A bag is placed inside the machine on a pallet with a protective bag shield to prevent tearing. When the waste is loaded from above, the drum rotates and drops down tearing and compacting the waste into the bag.


Rotary Compactor First Design


The Development During the 1990’s, the Rotary Bin Compactor was introduced, offering an alternative method to the bag by using an 1100ltr bin locked in place. This was useful for businesses in hospitality where room is tight, reducing their bins on average from 5 or 6 to 1. A variety of drums were created to suit different waste streams, flat drums for plastic and polystyrene, spiked drums for wooden crates and knife attachments to prevent polythene from wrapping around the drum.


Rotary Bin Compactor


The Future In the late 2000’s the new Rotary Bag Compactor was launched, the 1400E, boasting a larger volume than its predecessor and bales weighing up to 600kg, it also uses 66% less energy to operate due to it being predominantly electrical driven as opposed to hydraulic.

In 2012, Sainsbury's bought over 300 of the 1400E’s to manage their food packaging waste across all supermarkets in the UK. The Bergmann Rotary Compactor range should be seen as an alternative to baling with extra benefits as described in this article (Rotary Compactor Vs Vertical Baler: How Do I Choose?).

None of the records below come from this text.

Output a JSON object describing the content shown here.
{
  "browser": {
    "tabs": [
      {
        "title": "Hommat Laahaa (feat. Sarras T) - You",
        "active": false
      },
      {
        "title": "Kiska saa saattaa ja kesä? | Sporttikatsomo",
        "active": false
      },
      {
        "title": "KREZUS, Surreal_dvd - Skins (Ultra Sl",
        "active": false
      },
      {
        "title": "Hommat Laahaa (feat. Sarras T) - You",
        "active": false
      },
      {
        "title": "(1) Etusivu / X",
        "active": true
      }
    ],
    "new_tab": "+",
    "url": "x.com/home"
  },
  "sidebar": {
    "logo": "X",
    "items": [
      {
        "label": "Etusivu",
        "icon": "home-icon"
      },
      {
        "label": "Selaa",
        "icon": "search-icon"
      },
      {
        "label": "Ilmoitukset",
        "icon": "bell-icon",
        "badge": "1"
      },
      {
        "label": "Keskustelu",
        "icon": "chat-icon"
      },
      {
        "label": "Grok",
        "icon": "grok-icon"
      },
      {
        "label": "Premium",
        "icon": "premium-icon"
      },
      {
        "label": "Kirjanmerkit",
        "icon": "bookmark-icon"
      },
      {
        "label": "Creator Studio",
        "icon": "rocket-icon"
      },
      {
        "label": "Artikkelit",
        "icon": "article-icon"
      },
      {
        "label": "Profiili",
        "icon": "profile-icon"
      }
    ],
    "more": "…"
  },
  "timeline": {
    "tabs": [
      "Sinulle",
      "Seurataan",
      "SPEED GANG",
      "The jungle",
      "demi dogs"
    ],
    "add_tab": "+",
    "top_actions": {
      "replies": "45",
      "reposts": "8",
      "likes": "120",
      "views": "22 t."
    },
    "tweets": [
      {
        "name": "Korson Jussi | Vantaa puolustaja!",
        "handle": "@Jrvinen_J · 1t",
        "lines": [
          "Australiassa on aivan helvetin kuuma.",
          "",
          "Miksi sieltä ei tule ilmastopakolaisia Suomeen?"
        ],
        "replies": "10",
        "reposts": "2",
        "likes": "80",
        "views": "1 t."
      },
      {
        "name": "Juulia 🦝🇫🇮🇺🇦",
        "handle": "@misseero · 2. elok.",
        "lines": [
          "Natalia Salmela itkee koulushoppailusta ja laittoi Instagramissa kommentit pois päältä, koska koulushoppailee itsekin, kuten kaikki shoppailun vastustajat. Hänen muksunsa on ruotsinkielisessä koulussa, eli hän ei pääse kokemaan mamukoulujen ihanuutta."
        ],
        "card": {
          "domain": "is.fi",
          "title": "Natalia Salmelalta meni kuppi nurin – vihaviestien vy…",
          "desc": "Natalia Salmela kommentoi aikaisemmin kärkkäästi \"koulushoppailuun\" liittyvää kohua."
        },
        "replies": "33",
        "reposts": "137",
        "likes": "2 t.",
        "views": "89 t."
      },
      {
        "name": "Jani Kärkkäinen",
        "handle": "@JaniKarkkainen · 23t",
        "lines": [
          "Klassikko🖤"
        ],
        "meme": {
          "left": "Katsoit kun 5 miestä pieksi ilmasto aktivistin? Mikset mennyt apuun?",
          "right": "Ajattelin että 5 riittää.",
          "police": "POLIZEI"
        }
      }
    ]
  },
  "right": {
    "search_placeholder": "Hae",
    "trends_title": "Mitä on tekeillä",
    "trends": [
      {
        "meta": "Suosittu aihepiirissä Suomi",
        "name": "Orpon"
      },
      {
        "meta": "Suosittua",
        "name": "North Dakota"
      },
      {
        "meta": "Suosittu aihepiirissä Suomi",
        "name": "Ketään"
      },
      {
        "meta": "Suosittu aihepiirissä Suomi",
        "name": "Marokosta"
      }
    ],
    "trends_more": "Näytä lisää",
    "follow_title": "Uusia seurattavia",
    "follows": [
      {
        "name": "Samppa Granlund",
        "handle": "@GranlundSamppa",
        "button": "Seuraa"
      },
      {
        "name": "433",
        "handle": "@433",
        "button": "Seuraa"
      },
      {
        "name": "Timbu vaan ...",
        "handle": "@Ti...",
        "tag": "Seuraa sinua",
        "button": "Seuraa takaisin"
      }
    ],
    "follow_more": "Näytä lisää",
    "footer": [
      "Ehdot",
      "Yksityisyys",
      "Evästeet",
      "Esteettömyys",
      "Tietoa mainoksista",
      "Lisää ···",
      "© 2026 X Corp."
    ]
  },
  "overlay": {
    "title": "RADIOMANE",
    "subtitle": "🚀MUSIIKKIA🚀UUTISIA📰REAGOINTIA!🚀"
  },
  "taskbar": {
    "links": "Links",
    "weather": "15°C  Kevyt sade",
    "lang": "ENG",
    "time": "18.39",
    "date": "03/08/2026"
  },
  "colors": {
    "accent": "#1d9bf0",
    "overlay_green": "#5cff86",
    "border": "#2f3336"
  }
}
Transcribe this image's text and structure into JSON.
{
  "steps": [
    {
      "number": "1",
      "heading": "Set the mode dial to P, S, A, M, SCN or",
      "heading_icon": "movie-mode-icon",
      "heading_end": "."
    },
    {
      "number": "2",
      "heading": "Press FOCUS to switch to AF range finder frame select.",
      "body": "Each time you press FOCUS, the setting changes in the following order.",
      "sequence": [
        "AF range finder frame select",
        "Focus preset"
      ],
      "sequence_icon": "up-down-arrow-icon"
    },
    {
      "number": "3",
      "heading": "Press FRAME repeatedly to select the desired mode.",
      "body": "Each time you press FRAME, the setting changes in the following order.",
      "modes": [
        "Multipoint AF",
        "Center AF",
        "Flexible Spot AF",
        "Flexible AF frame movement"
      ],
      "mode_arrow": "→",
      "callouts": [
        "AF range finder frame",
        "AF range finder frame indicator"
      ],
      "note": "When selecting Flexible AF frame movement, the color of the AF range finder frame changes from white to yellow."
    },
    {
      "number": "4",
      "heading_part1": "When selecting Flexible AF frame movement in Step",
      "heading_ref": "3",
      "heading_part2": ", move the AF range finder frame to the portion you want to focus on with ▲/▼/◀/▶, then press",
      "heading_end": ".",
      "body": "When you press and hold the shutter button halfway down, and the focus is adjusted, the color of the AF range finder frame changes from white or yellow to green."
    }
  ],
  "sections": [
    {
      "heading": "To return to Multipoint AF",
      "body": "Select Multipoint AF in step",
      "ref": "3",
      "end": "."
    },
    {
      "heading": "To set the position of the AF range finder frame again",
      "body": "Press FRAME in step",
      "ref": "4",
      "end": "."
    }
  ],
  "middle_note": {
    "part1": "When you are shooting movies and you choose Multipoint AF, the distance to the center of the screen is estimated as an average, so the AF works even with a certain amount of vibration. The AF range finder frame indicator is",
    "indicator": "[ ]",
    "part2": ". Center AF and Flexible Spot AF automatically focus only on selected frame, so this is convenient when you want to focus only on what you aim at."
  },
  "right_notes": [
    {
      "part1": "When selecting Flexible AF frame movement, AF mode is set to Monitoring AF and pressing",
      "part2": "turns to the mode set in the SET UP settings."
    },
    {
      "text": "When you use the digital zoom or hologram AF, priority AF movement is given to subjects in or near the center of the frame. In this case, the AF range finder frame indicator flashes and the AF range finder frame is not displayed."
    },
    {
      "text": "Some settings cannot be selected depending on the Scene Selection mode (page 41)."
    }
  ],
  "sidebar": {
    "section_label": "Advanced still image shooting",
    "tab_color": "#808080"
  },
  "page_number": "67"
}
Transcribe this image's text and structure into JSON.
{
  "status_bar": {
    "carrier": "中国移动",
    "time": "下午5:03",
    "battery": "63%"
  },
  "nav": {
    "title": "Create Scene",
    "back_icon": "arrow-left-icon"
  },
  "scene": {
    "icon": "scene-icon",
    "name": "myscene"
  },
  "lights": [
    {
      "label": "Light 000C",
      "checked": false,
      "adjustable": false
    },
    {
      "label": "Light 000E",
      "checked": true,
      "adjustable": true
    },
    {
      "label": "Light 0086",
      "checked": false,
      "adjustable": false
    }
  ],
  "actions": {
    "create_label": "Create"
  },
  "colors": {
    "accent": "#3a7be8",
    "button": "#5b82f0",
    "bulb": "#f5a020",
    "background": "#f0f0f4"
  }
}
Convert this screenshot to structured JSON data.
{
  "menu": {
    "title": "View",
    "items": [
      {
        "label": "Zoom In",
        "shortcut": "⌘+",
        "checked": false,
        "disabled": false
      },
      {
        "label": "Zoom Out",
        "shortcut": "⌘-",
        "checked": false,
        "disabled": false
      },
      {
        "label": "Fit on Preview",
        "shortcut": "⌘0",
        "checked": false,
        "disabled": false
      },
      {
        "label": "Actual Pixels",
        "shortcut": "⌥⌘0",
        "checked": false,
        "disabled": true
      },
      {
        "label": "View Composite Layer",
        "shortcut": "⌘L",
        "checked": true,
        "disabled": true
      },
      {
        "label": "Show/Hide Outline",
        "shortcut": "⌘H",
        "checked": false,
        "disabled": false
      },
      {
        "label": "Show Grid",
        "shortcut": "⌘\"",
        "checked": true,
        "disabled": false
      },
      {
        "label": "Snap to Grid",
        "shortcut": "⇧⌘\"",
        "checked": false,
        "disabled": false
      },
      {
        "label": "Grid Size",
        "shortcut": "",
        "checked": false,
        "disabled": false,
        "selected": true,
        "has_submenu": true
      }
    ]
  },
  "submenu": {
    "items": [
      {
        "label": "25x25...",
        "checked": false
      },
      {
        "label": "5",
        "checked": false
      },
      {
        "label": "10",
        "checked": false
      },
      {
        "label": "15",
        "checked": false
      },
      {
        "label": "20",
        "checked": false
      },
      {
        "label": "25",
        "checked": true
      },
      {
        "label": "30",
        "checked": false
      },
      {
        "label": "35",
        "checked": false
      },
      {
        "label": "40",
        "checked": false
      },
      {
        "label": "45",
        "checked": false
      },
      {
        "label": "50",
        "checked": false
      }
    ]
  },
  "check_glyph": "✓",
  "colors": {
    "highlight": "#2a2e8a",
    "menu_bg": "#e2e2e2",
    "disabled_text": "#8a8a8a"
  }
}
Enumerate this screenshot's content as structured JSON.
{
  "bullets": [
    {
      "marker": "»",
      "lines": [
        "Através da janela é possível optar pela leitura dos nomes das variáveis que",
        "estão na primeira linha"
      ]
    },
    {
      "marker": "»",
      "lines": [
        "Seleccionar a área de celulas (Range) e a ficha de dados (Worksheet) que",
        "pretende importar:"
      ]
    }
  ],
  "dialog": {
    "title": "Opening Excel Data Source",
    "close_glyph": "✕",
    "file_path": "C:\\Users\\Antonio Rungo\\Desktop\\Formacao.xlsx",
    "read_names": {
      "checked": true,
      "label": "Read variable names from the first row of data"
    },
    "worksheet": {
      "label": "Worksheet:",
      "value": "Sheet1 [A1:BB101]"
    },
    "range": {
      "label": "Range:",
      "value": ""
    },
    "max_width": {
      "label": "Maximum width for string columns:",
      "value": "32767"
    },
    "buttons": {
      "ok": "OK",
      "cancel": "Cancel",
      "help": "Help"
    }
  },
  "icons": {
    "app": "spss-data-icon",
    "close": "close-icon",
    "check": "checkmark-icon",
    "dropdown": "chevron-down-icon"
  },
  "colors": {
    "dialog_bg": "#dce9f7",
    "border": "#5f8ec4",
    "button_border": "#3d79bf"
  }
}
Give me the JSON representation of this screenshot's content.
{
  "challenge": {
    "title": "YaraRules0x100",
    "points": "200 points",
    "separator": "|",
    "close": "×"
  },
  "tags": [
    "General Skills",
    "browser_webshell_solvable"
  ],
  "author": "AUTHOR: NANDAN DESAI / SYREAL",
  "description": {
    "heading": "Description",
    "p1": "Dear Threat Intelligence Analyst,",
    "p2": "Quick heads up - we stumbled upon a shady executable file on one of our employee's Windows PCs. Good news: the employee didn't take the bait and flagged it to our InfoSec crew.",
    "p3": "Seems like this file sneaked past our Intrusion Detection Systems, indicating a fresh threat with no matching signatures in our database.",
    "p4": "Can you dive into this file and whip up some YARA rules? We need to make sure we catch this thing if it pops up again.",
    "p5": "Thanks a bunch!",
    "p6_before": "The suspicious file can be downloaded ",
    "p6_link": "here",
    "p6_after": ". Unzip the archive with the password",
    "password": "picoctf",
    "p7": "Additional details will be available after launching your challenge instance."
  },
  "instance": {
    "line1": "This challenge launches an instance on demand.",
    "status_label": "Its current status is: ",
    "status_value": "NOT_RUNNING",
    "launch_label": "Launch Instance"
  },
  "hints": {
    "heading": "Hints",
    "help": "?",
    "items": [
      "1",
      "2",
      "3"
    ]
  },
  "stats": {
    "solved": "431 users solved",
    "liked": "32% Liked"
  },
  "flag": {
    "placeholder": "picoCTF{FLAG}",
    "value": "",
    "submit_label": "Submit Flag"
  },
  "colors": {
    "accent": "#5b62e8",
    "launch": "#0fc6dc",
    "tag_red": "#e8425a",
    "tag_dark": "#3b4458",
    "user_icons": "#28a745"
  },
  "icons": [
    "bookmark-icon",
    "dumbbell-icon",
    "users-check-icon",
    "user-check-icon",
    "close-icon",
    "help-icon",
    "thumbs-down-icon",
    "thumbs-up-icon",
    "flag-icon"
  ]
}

If you would like to learn more about the Rotary Compactor range and how it could help your business, please contact us or call on 01522 692888.